- [Exercise requirements]
Your answer must match the records word for word and contain no pictures.

-----

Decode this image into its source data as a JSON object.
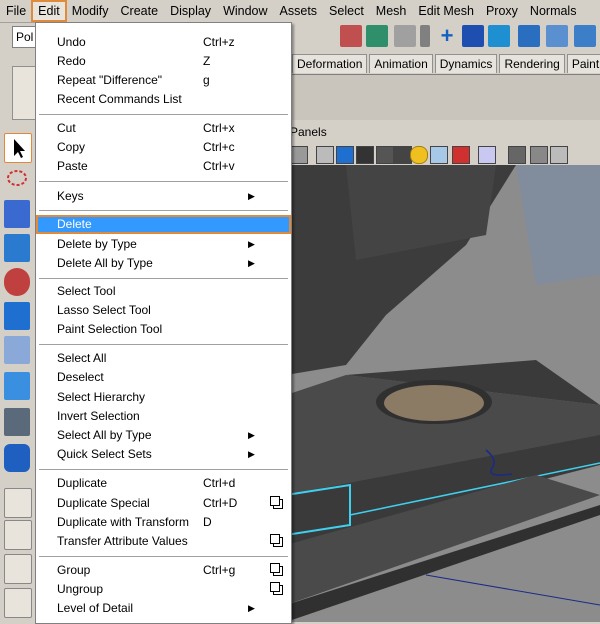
{
  "menubar": {
    "items": [
      "File",
      "Edit",
      "Modify",
      "Create",
      "Display",
      "Window",
      "Assets",
      "Select",
      "Mesh",
      "Edit Mesh",
      "Proxy",
      "Normals"
    ]
  },
  "left": {
    "field_text": "Pol"
  },
  "tabs": [
    "Deformation",
    "Animation",
    "Dynamics",
    "Rendering",
    "PaintEffe"
  ],
  "panels": {
    "label": "Panels"
  },
  "edit_menu": {
    "groups": [
      [
        {
          "label": "Undo",
          "shortcut": "Ctrl+z"
        },
        {
          "label": "Redo",
          "shortcut": "Z"
        },
        {
          "label": "Repeat \"Difference\"",
          "shortcut": "g"
        },
        {
          "label": "Recent Commands List",
          "shortcut": ""
        }
      ],
      [
        {
          "label": "Cut",
          "shortcut": "Ctrl+x"
        },
        {
          "label": "Copy",
          "shortcut": "Ctrl+c"
        },
        {
          "label": "Paste",
          "shortcut": "Ctrl+v"
        }
      ],
      [
        {
          "label": "Keys",
          "shortcut": "",
          "submenu": true
        }
      ],
      [
        {
          "label": "Delete",
          "shortcut": "",
          "highlighted": true
        },
        {
          "label": "Delete by Type",
          "shortcut": "",
          "submenu": true
        },
        {
          "label": "Delete All by Type",
          "shortcut": "",
          "submenu": true
        }
      ],
      [
        {
          "label": "Select Tool",
          "shortcut": ""
        },
        {
          "label": "Lasso Select Tool",
          "shortcut": ""
        },
        {
          "label": "Paint Selection Tool",
          "shortcut": ""
        }
      ],
      [
        {
          "label": "Select All",
          "shortcut": ""
        },
        {
          "label": "Deselect",
          "shortcut": ""
        },
        {
          "label": "Select Hierarchy",
          "shortcut": ""
        },
        {
          "label": "Invert Selection",
          "shortcut": ""
        },
        {
          "label": "Select All by Type",
          "shortcut": "",
          "submenu": true
        },
        {
          "label": "Quick Select Sets",
          "shortcut": "",
          "submenu": true
        }
      ],
      [
        {
          "label": "Duplicate",
          "shortcut": "Ctrl+d"
        },
        {
          "label": "Duplicate Special",
          "shortcut": "Ctrl+D",
          "option_box": true
        },
        {
          "label": "Duplicate with Transform",
          "shortcut": "D"
        },
        {
          "label": "Transfer Attribute Values",
          "shortcut": "",
          "option_box": true
        }
      ],
      [
        {
          "label": "Group",
          "shortcut": "Ctrl+g",
          "option_box": true
        },
        {
          "label": "Ungroup",
          "shortcut": "",
          "option_box": true
        },
        {
          "label": "Level of Detail",
          "shortcut": "",
          "submenu": true
        }
      ]
    ]
  },
  "colors": {
    "accent_outline": "#e08a3c",
    "highlight": "#3399ff"
  }
}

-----

- [Answer section]
Decode this image into its source data as a JSON object.
{
  "menubar": {
    "items": [
      "File",
      "Edit",
      "Modify",
      "Create",
      "Display",
      "Window",
      "Assets",
      "Select",
      "Mesh",
      "Edit Mesh",
      "Proxy",
      "Normals"
    ]
  },
  "left": {
    "field_text": "Pol"
  },
  "tabs": [
    "Deformation",
    "Animation",
    "Dynamics",
    "Rendering",
    "PaintEffe"
  ],
  "panels": {
    "label": "Panels"
  },
  "edit_menu": {
    "groups": [
      [
        {
          "label": "Undo",
          "shortcut": "Ctrl+z"
        },
        {
          "label": "Redo",
          "shortcut": "Z"
        },
        {
          "label": "Repeat \"Difference\"",
          "shortcut": "g"
        },
        {
          "label": "Recent Commands List",
          "shortcut": ""
        }
      ],
      [
        {
          "label": "Cut",
          "shortcut": "Ctrl+x"
        },
        {
          "label": "Copy",
          "shortcut": "Ctrl+c"
        },
        {
          "label": "Paste",
          "shortcut": "Ctrl+v"
        }
      ],
      [
        {
          "label": "Keys",
          "shortcut": "",
          "submenu": true
        }
      ],
      [
        {
          "label": "Delete",
          "shortcut": "",
          "highlighted": true
        },
        {
          "label": "Delete by Type",
          "shortcut": "",
          "submenu": true
        },
        {
          "label": "Delete All by Type",
          "shortcut": "",
          "submenu": true
        }
      ],
      [
        {
          "label": "Select Tool",
          "shortcut": ""
        },
        {
          "label": "Lasso Select Tool",
          "shortcut": ""
        },
        {
          "label": "Paint Selection Tool",
          "shortcut": ""
        }
      ],
      [
        {
          "label": "Select All",
          "shortcut": ""
        },
        {
          "label": "Deselect",
          "shortcut": ""
        },
        {
          "label": "Select Hierarchy",
          "shortcut": ""
        },
        {
          "label": "Invert Selection",
          "shortcut": ""
        },
        {
          "label": "Select All by Type",
          "shortcut": "",
          "submenu": true
        },
        {
          "label": "Quick Select Sets",
          "shortcut": "",
          "submenu": true
        }
      ],
      [
        {
          "label": "Duplicate",
          "shortcut": "Ctrl+d"
        },
        {
          "label": "Duplicate Special",
          "shortcut": "Ctrl+D",
          "option_box": true
        },
        {
          "label": "Duplicate with Transform",
          "shortcut": "D"
        },
        {
          "label": "Transfer Attribute Values",
          "shortcut": "",
          "option_box": true
        }
      ],
      [
        {
          "label": "Group",
          "shortcut": "Ctrl+g",
          "option_box": true
        },
        {
          "label": "Ungroup",
          "shortcut": "",
          "option_box": true
        },
        {
          "label": "Level of Detail",
          "shortcut": "",
          "submenu": true
        }
      ]
    ]
  },
  "colors": {
    "accent_outline": "#e08a3c",
    "highlight": "#3399ff"
  }
}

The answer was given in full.